(July 19) An early end to the New Jersey blueberry deal and a late start for Michigan should mean strong pricing ahead for Michigan blueberries, shippers say.

By mid-July, Michigan’s f.o.b.s were above last year’s levels. The U.S. Department of Agriculture reported boxes of 12 1-pint cups of medium-large blueberries at $12 July 15, compared to large at mostly $11 the same time last year.

Movement from New Jersey is expected to decrease now that harvest has passed its peak there, the USDA reported.

In mid-July, demand for blueberries exceeded supplies, said Mike Klackle, vice president of sales for Global Berry Farms, Naples, Fla., the exclusive marketer for MBG Marketing/Michigan Blueberry Growers Association, Grand Junction.

Michigan’s blueberry crop was lagging behind normal production schedules, partly because of the state’s drought conditions, which slowed ripening, he said.

The association had expected to hit its peak the week of July 15, Klackle said. That could be delayed toward the end of the week of July 22, he said.

Last year the association produced 9 million pounds of Michigan’s 20 million pounds of fresh blueberries, said Kirk McCreary, general manager.

The same drought conditions limiting initial volumes also could result in smaller sizing of blueberries, said Miguel Ochoa, partner in A&L Farms Inc., Grand Haven, Mich.

Still, McCreary said most growers have overhead irrigation. Rains the week of July 8 also helped considerably, he said.

Farther north than Grand Junction, A&L normally starts harvest around July 7. This year, Ochoa said he didn’t see harvest beginning until around July 19.

“So we’re running a couple of weeks late,” he said.

The company usually gets into heavy volumes by the first week of August, but that could also be a few days late because of the season’s late start.

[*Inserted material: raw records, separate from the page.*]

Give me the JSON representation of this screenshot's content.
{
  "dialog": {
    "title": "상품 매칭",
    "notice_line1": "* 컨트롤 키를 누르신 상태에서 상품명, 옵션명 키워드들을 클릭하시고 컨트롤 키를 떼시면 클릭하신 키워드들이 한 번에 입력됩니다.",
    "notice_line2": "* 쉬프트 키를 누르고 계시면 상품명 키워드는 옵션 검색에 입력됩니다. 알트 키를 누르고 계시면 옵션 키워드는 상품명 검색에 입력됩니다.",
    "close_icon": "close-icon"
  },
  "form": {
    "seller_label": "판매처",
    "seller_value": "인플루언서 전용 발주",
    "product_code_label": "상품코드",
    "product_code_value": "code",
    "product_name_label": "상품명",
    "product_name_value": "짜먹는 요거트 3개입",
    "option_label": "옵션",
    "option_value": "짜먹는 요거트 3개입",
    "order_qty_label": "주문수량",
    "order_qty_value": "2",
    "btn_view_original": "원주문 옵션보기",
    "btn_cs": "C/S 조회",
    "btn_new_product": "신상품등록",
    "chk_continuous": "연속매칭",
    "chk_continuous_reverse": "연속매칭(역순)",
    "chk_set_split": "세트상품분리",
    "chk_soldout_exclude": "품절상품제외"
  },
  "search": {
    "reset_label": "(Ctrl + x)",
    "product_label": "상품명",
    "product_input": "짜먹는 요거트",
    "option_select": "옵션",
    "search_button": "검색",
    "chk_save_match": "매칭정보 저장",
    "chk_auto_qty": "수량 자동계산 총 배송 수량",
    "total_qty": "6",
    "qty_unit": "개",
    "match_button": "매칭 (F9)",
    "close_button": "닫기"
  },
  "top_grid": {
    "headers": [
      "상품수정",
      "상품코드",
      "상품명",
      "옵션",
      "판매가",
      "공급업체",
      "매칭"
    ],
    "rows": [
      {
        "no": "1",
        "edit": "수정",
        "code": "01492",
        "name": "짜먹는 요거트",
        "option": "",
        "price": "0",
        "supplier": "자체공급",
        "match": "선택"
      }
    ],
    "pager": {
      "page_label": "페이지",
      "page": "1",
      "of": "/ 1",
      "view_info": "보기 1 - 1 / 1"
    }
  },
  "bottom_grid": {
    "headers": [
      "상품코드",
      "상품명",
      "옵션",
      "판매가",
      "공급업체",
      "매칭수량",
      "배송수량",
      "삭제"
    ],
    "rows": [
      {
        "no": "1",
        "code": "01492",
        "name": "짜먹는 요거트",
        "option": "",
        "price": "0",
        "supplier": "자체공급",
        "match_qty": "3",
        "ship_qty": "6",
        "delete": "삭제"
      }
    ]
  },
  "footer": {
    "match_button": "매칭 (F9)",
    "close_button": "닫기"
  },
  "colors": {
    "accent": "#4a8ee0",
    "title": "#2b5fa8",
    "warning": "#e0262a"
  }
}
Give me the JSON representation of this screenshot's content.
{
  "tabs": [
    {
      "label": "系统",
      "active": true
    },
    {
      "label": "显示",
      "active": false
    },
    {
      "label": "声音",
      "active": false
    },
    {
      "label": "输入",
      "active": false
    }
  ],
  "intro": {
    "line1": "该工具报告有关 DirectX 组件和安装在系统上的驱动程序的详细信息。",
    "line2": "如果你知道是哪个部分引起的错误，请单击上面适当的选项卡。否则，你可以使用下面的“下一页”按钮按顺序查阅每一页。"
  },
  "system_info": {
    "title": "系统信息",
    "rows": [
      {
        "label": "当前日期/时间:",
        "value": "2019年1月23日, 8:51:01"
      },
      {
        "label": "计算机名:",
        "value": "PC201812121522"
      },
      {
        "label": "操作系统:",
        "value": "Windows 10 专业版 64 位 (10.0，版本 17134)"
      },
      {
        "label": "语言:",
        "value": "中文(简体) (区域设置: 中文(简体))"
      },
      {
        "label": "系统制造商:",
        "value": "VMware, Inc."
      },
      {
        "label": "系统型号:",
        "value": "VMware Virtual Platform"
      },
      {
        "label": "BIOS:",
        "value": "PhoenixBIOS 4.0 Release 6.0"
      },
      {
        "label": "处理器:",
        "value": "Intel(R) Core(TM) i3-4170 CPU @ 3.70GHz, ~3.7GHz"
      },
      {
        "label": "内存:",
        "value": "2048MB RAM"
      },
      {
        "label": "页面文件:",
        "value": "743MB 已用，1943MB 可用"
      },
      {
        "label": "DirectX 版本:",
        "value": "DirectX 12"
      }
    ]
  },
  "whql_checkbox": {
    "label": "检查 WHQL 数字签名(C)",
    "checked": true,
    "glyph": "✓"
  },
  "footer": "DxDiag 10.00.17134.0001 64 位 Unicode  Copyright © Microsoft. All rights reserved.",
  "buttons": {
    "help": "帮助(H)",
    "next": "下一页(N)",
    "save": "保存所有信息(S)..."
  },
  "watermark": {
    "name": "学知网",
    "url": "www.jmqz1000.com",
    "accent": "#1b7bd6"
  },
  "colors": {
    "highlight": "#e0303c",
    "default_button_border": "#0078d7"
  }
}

Spring freezes also could contribute to lower blueberry volumes from Michigan, where production is expected to decrease by 10% this season, Ochoa said.

Last year, Michigan produced 63.5 million pounds of blueberries, with 20 million of that going to the fresh market, McCreary said. This season, the industry has projected total production at 57 million pounds, with 20 million slated for the fresh market, he said.

Peak Michigan production during July opens up opportunities for retail promotions, he said. British Columbia should come on the scene in early August, McCreary said.

Michigan should continue to ship through October from controlled-atmosphere storage, he said.